## DIRECTIONS FOR THIS TASK:
Would you print the records below word for word, without the pictures?

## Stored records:
● ● ● ●

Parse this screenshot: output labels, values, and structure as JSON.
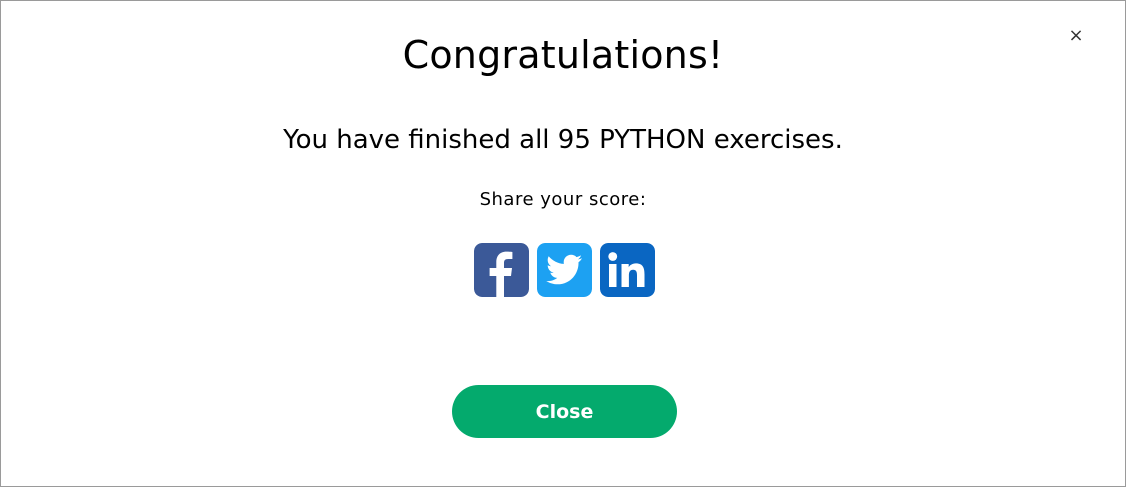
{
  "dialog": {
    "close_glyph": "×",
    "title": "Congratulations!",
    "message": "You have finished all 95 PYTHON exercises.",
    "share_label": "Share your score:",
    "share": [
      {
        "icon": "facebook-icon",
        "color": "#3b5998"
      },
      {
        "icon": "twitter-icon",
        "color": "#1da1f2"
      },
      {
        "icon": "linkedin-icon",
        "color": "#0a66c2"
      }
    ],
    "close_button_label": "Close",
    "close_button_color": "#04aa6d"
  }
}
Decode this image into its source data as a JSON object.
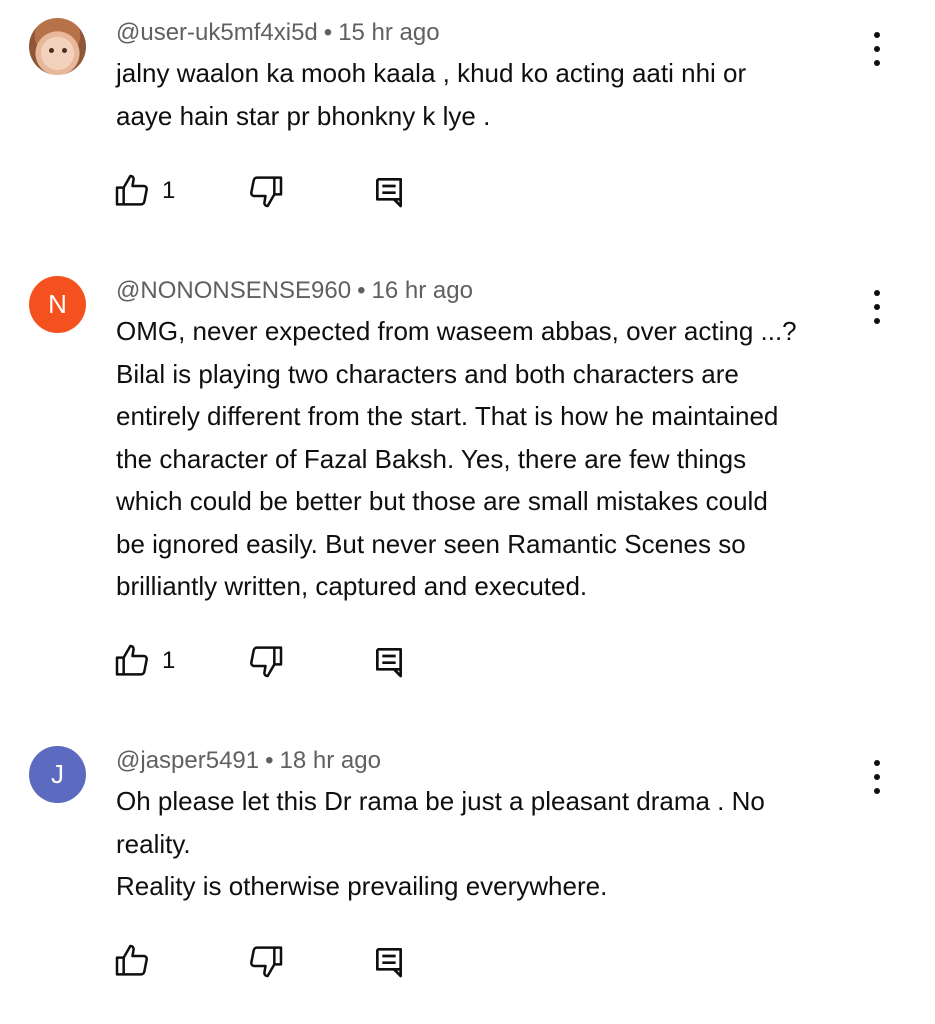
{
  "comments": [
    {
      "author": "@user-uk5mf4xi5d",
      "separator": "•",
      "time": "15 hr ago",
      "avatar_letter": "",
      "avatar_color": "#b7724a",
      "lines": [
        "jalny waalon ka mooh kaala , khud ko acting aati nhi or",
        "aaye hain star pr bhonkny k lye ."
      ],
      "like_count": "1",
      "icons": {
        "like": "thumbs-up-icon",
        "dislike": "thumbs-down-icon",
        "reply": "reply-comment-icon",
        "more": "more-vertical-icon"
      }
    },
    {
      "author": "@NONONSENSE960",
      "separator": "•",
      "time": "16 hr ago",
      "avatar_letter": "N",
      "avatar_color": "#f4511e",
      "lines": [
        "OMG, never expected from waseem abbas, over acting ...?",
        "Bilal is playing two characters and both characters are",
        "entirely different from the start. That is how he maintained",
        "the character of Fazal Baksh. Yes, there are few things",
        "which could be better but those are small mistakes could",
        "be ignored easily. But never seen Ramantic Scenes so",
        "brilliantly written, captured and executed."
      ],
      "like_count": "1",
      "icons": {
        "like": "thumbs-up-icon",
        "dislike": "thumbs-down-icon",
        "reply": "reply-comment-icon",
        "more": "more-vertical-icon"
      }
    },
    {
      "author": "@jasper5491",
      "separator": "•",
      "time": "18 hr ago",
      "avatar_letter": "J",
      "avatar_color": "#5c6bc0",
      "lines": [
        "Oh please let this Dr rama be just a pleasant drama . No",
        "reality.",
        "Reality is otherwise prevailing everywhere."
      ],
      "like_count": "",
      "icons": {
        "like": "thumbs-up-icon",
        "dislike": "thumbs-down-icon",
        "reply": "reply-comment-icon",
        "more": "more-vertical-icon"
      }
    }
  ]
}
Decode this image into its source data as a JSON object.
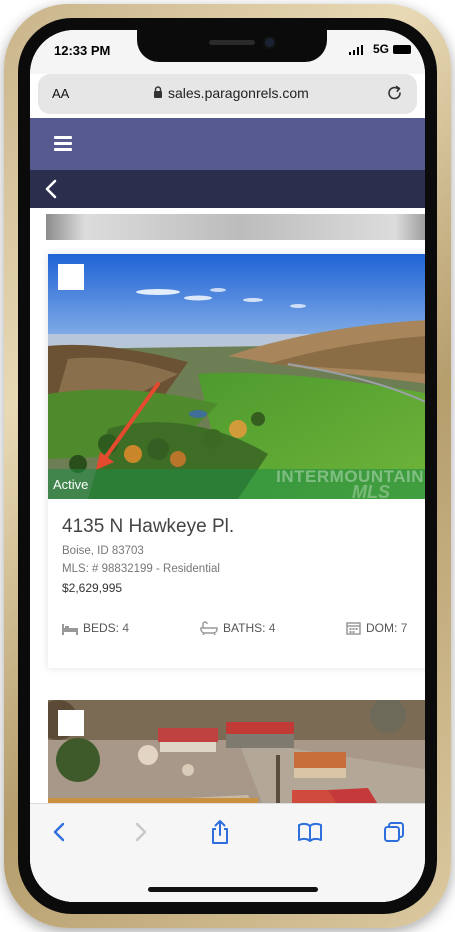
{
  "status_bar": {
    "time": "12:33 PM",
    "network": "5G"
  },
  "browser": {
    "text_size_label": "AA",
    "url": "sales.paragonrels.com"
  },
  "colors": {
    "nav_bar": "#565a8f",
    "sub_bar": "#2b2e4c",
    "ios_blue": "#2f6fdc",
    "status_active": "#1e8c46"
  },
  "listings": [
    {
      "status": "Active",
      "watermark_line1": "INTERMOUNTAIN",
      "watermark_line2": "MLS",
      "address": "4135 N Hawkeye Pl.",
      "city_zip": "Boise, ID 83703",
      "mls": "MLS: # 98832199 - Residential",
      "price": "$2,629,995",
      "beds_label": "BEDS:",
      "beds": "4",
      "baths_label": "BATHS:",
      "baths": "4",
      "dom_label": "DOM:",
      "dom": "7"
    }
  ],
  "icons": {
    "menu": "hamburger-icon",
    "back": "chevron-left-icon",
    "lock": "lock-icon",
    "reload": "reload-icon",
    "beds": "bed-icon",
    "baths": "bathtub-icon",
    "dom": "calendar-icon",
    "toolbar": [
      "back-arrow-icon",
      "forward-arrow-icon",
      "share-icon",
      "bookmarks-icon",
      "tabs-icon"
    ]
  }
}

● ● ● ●

## ANSWER TO THE EXERCISE:
Parse this screenshot: output labels, values, and structure as JSON.
{
  "dialog": {
    "close_glyph": "×",
    "title": "Congratulations!",
    "message": "You have finished all 95 PYTHON exercises.",
    "share_label": "Share your score:",
    "share": [
      {
        "icon": "facebook-icon",
        "color": "#3b5998"
      },
      {
        "icon": "twitter-icon",
        "color": "#1da1f2"
      },
      {
        "icon": "linkedin-icon",
        "color": "#0a66c2"
      }
    ],
    "close_button_label": "Close",
    "close_button_color": "#04aa6d"
  }
}
Decode this image into its source data as a JSON object.
{
  "comments": [
    {
      "author": "@user-uk5mf4xi5d",
      "separator": "•",
      "time": "15 hr ago",
      "avatar_letter": "",
      "avatar_color": "#b7724a",
      "lines": [
        "jalny waalon ka mooh kaala , khud ko acting aati nhi or",
        "aaye hain star pr bhonkny k lye ."
      ],
      "like_count": "1",
      "icons": {
        "like": "thumbs-up-icon",
        "dislike": "thumbs-down-icon",
        "reply": "reply-comment-icon",
        "more": "more-vertical-icon"
      }
    },
    {
      "author": "@NONONSENSE960",
      "separator": "•",
      "time": "16 hr ago",
      "avatar_letter": "N",
      "avatar_color": "#f4511e",
      "lines": [
        "OMG, never expected from waseem abbas, over acting ...?",
        "Bilal is playing two characters and both characters are",
        "entirely different from the start. That is how he maintained",
        "the character of Fazal Baksh. Yes, there are few things",
        "which could be better but those are small mistakes could",
        "be ignored easily. But never seen Ramantic Scenes so",
        "brilliantly written, captured and executed."
      ],
      "like_count": "1",
      "icons": {
        "like": "thumbs-up-icon",
        "dislike": "thumbs-down-icon",
        "reply": "reply-comment-icon",
        "more": "more-vertical-icon"
      }
    },
    {
      "author": "@jasper5491",
      "separator": "•",
      "time": "18 hr ago",
      "avatar_letter": "J",
      "avatar_color": "#5c6bc0",
      "lines": [
        "Oh please let this Dr rama be just a pleasant drama . No",
        "reality.",
        "Reality is otherwise prevailing everywhere."
      ],
      "like_count": "",
      "icons": {
        "like": "thumbs-up-icon",
        "dislike": "thumbs-down-icon",
        "reply": "reply-comment-icon",
        "more": "more-vertical-icon"
      }
    }
  ]
}
Decode this image into its source data as a JSON object.
{
  "status_bar": {
    "time": "12:33 PM",
    "network": "5G"
  },
  "browser": {
    "text_size_label": "AA",
    "url": "sales.paragonrels.com"
  },
  "colors": {
    "nav_bar": "#565a8f",
    "sub_bar": "#2b2e4c",
    "ios_blue": "#2f6fdc",
    "status_active": "#1e8c46"
  },
  "listings": [
    {
      "status": "Active",
      "watermark_line1": "INTERMOUNTAIN",
      "watermark_line2": "MLS",
      "address": "4135 N Hawkeye Pl.",
      "city_zip": "Boise, ID 83703",
      "mls": "MLS: # 98832199 - Residential",
      "price": "$2,629,995",
      "beds_label": "BEDS:",
      "beds": "4",
      "baths_label": "BATHS:",
      "baths": "4",
      "dom_label": "DOM:",
      "dom": "7"
    }
  ],
  "icons": {
    "menu": "hamburger-icon",
    "back": "chevron-left-icon",
    "lock": "lock-icon",
    "reload": "reload-icon",
    "beds": "bed-icon",
    "baths": "bathtub-icon",
    "dom": "calendar-icon",
    "toolbar": [
      "back-arrow-icon",
      "forward-arrow-icon",
      "share-icon",
      "bookmarks-icon",
      "tabs-icon"
    ]
  }
}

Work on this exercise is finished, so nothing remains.